Re: Wrong Swelling
FYI - regarding battery swelling...
it's caused by the buildup of H2 gas inside the LiPo battery casing which is typically a somewhat soft material. There are a couple of things that can cause it:
1. mechanical damage, particularly during assembly
2. serious undervoltage with excess current being drawn over a long period of time.
The 1st is a production issue, fixable by swapping out the battery. The 2nd is a design issue, NOT fixable without re-doing the circuit board.
You can mitigate '2' by keeping your unused phone on the charger all of the time.
The reason it happens has to do with the chemistry of an LiPo battery. If you discharge it too much, the polymer breaks down and releases hydrogen.
LiPo batteries can self-discharge, so don't expect a charge to last more than a couple of month because of that. Additionally, if there is undervolt protection circuitry in the phone, it will draw a small amount of curent regardless of the state of the internal protection switch.
I recently designed such a circuit for a system where the entire circuit board + battery is potted in plastic, meaning you can't change the battery [it's waterproof though]. the batteries were having swelling problems. This was generically solved by an EXTREMELY low current battery undervolt cutout circuit, which draws only 10 microamps [or so] in the 'cutoff' state. It leverages a few other things to limit the current and the number of components.
/me takes a bow for the miraculous electronics engineering, a truly 'clever' hack, heh.

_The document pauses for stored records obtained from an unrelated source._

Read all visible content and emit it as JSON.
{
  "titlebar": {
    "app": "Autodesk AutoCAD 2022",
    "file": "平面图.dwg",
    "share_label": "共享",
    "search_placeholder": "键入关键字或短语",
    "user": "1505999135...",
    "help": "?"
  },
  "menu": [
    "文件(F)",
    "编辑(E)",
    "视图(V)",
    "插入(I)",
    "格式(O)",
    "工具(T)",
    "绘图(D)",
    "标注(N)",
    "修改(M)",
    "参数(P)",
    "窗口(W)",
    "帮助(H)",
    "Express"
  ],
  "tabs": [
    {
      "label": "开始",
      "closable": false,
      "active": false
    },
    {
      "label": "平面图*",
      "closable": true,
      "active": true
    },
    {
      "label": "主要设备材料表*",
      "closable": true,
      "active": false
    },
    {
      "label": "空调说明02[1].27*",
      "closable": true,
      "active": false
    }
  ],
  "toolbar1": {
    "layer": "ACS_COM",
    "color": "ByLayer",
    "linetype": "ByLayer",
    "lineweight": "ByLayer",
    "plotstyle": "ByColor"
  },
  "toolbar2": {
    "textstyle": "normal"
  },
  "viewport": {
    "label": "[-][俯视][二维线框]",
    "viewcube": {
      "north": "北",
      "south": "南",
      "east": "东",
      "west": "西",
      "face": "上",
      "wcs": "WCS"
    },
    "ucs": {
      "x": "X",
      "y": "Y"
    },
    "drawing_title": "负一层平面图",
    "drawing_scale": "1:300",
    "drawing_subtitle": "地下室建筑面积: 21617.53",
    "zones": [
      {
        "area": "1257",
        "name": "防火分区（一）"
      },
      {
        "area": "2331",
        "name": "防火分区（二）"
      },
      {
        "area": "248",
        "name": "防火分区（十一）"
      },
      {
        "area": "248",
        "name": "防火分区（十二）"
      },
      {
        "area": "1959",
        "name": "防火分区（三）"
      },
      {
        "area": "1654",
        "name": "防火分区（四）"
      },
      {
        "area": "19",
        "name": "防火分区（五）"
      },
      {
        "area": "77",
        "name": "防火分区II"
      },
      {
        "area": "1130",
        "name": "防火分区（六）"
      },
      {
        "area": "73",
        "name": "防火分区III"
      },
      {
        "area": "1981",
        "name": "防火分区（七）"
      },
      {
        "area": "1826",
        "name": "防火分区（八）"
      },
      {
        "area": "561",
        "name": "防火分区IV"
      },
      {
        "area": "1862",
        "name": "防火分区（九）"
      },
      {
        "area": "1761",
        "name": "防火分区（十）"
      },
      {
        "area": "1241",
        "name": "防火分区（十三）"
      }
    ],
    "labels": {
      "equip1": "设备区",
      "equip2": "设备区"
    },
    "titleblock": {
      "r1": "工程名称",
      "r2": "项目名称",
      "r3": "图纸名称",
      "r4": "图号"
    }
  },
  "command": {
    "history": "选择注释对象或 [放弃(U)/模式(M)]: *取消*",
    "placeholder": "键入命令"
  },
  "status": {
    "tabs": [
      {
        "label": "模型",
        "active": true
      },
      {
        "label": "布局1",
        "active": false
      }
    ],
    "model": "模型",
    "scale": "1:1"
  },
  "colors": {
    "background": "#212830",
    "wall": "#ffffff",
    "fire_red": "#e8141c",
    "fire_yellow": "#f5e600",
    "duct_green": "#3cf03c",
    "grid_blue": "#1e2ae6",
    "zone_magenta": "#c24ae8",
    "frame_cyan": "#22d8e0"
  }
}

In the mean time, you STILL get trickle discharging of the LiPo, but you also get self-discharging. 10 microamps is about what a typical self-discharge is, and you can generally leave a LiPo on a shelf and let it self-discharge and not have it swell up like a pillow, even it it reaches zero volts. [it may still happen but from what I can tell, it's much much less frequent].
On the other hand, if you draw as little as 100 microamps from one of the smaller batteries [it may be more for a larger one], they tend to swell up like pillows once discharged down to 0V, and will do so within a month of being discharged, more often than not. So you can't just set it on a shelf unless your undervolt protection totally cuts off the battery [or gets trickle current down to about 10 microamps].
I've got on battery I've fully discharged at the ~10 microamp rate, and then re-charged, a few times. It's lasted for MONTHS this way, no apparent ill effects. It's as flat as a pancake, like it's supposed to be.
So I'd say Apple's problem is PROBABLY on the circuit board, and retro-fixing that is basically impossible, unless they can wire in an undervolt circuit between the battery and the circuit board somehow. Good luck fitting it in the case. I bet it's really *tight* in there.
/me withholds a comment involving a cherry